In the absence of clear communication that satisfies the urgent desire to know what the boss is really thinking, people imagine all kinds of motives. The result is often sloppy behaviour and misalignment that can cost a company dearly. Precious time is wasted, rumours abound, talented people lose their focus, and big projects fail.
This becomes particularly important when major change is being proposed in a company. What a leader does, and says, has serious implications for the level of productivity and efficiency in the worksplace.
Here are seven suggestions for communicating the realities of change in your company:
- Be clear and honest about what is changing and why
Any sort of spin, sugarcoating or jargon is going to look like you are trying to hide something. You will gain employees’ trust if you use simple, straightforward language, and are completely upfront about what is changing and why. Do not talk down to employees; this only makes them feel resentful and unvalued.
- Consider the emotional impact of the change
Human resource-related changes often strike a personal chord with employees. Adjustments to medical or life insurance plans can stir a great deal of uncertainty that requires answers. Take these concerns into consideration when crafting your message, and outright acknowledge them too. Sometimes people just need to feel heard.
- Tell employees what is in it for them
It is the age-old marketing adage: What’s in it for me? In times of transition, people naturally resort to selfish mode, looking out for “number one”. Explain the benefits of the change and what employees will get from it. Yes, things will be different- acknowledge that. Yes, everyone may not like what’s changing - acknowledge that, too. But there is generally an upside, so outline that as well. Then thank employees for their patience, co-operation, ongoing contributions to the company and for sticking with you through the shift.
- Explain how the change will happen
Employees feel reassured, and are more easily able to get on board, when you paint a clear picture of what is going to happen and when. If you have to use a numbered step-by-step list, do it. If your employees respond well to graphics, use them. Just make sure to set expectations by explaining the process so people can clearly see the road ahead.

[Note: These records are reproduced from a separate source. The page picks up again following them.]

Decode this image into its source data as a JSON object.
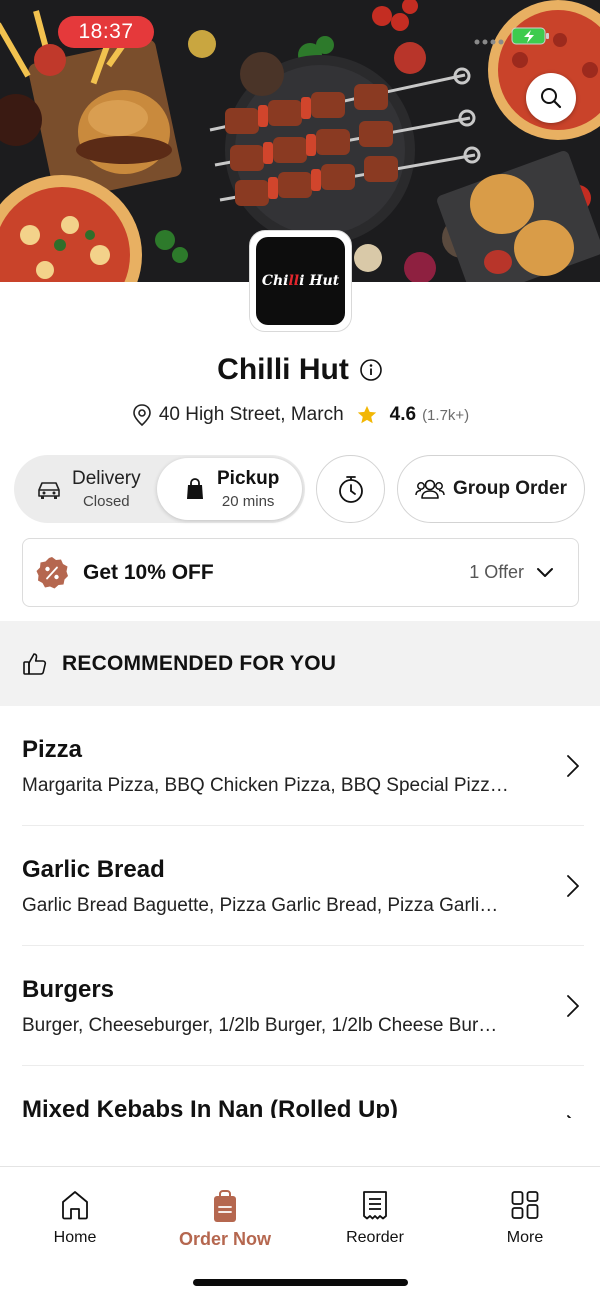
{
  "status_bar": {
    "time": "18:37"
  },
  "restaurant": {
    "logo_text_1": "Chi",
    "logo_text_red": "ll",
    "logo_text_2": "i Hut",
    "name": "Chilli Hut",
    "address": "40 High Street, March",
    "rating": "4.6",
    "rating_count": "(1.7k+)"
  },
  "modes": {
    "delivery": {
      "label": "Delivery",
      "status": "Closed"
    },
    "pickup": {
      "label": "Pickup",
      "time": "20 mins"
    }
  },
  "group_order_label": "Group Order",
  "offer": {
    "title": "Get 10% OFF",
    "count": "1 Offer"
  },
  "recommended_title": "RECOMMENDED FOR YOU",
  "menu": [
    {
      "name": "Pizza",
      "items": "Margarita Pizza, BBQ Chicken Pizza, BBQ Special Pizz…"
    },
    {
      "name": "Garlic Bread",
      "items": "Garlic Bread Baguette, Pizza Garlic Bread, Pizza Garli…"
    },
    {
      "name": "Burgers",
      "items": "Burger, Cheeseburger, 1/2lb Burger, 1/2lb Cheese Bur…"
    },
    {
      "name": "Mixed Kebabs In Nan (Rolled Up)",
      "items": ""
    }
  ],
  "nav": [
    {
      "label": "Home",
      "icon": "home-icon"
    },
    {
      "label": "Order Now",
      "icon": "order-bag-icon"
    },
    {
      "label": "Reorder",
      "icon": "receipt-icon"
    },
    {
      "label": "More",
      "icon": "grid-icon"
    }
  ],
  "colors": {
    "accent": "#b5674f",
    "status_pill": "#e5393b",
    "star": "#f2b705",
    "battery": "#3ecb4e"
  }
}
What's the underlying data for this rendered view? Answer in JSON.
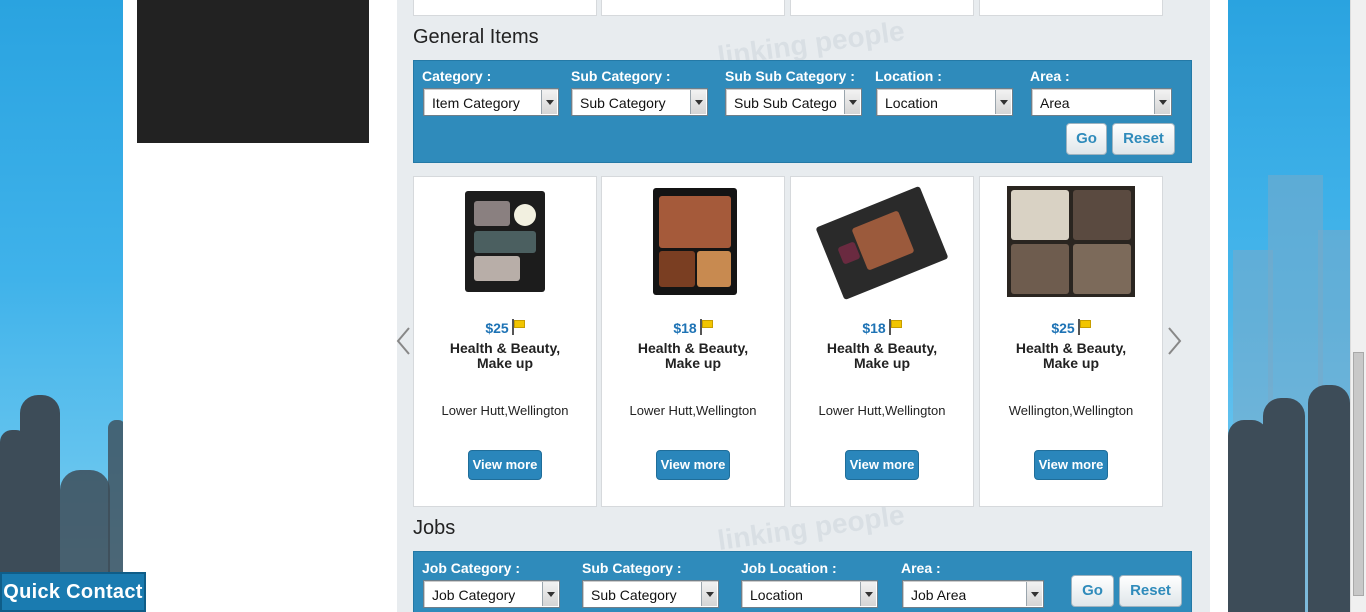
{
  "sections": {
    "general": {
      "title": "General Items",
      "filters": [
        {
          "label": "Category :",
          "value": "Item Category"
        },
        {
          "label": "Sub Category :",
          "value": "Sub Category"
        },
        {
          "label": "Sub Sub Category :",
          "value": "Sub Sub Catego"
        },
        {
          "label": "Location :",
          "value": "Location"
        },
        {
          "label": "Area :",
          "value": "Area"
        }
      ],
      "go_label": "Go",
      "reset_label": "Reset"
    },
    "jobs": {
      "title": "Jobs",
      "filters": [
        {
          "label": "Job Category :",
          "value": "Job Category"
        },
        {
          "label": "Sub Category :",
          "value": "Sub Category"
        },
        {
          "label": "Job Location :",
          "value": "Location"
        },
        {
          "label": "Area :",
          "value": "Area"
        }
      ],
      "area_value": "Job Area",
      "go_label": "Go",
      "reset_label": "Reset"
    }
  },
  "products": [
    {
      "price": "$25",
      "name_line1": "Health & Beauty,",
      "name_line2": "Make up",
      "location": "Lower Hutt,Wellington",
      "button": "View more"
    },
    {
      "price": "$18",
      "name_line1": "Health & Beauty,",
      "name_line2": "Make up",
      "location": "Lower Hutt,Wellington",
      "button": "View more"
    },
    {
      "price": "$18",
      "name_line1": "Health & Beauty,",
      "name_line2": "Make up",
      "location": "Lower Hutt,Wellington",
      "button": "View more"
    },
    {
      "price": "$25",
      "name_line1": "Health & Beauty,",
      "name_line2": "Make up",
      "location": "Wellington,Wellington",
      "button": "View more"
    }
  ],
  "watermark": "linking people",
  "quick_contact": "Quick Contact",
  "colors": {
    "accent": "#2f8bbb",
    "price": "#1e73b5",
    "background": "#2ea0dc"
  }
}
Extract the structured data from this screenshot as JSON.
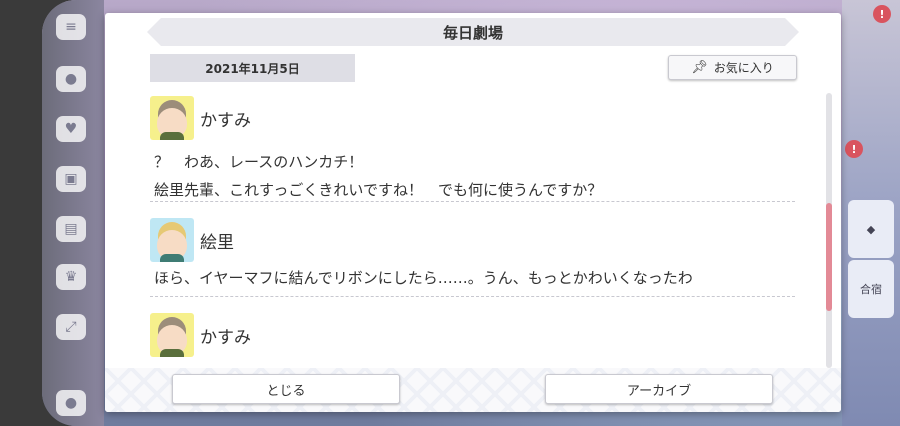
{
  "dialog": {
    "title": "毎日劇場",
    "date": "2021年11月5日",
    "favorite_label": "お気に入り",
    "entries": [
      {
        "speaker": "かすみ",
        "lines": [
          "？　わあ、レースのハンカチ！",
          "絵里先輩、これすっごくきれいですね！　でも何に使うんですか？"
        ]
      },
      {
        "speaker": "絵里",
        "lines": [
          "ほら、イヤーマフに結んでリボンにしたら……。うん、もっとかわいくなったわ"
        ]
      },
      {
        "speaker": "かすみ",
        "lines": []
      }
    ],
    "close_label": "とじる",
    "archive_label": "アーカイブ"
  },
  "background": {
    "right_card_label": "合宿",
    "colors": {
      "accent_scroll": "#e38a96",
      "badge": "#d9545f"
    }
  }
}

- Tell employees what they need to do
The infamous call to action. It is critical to outline what needs to be done, and when. This is what people are looking for at the end of a communication, so use bullet points, bold font, links to websites to highlight the necessary action.
- Consider the source – and the channels
Change communications are generally best delivered from the top. Develop a cascading messaging strategy that starts with your leaders, and then encourage managers at all levels to discuss the change in more detail with their teams. Make sure to use a variety of media: E-mail, full meetings, company intranet and any other communication methods available.
- Open two-way communication channels
During these times of transition, employees need to be heard. Create two-way communication channels where they can ask questions, express their concerns and get answers. A dedicated e-mail alias is a great start, but a town hall (or series of them) goes one step further. Allow employees to ask questions and address all of them, clearly and honestly.
• NB: Ian R Ferguson is a talent management and organisational development consultant, having completed graduate studies with regional and international universities. He has served organsations, both locally and globally, providing relevant solutions to their business growth and development issues. He may be contacted at firstname.lastname@example.org.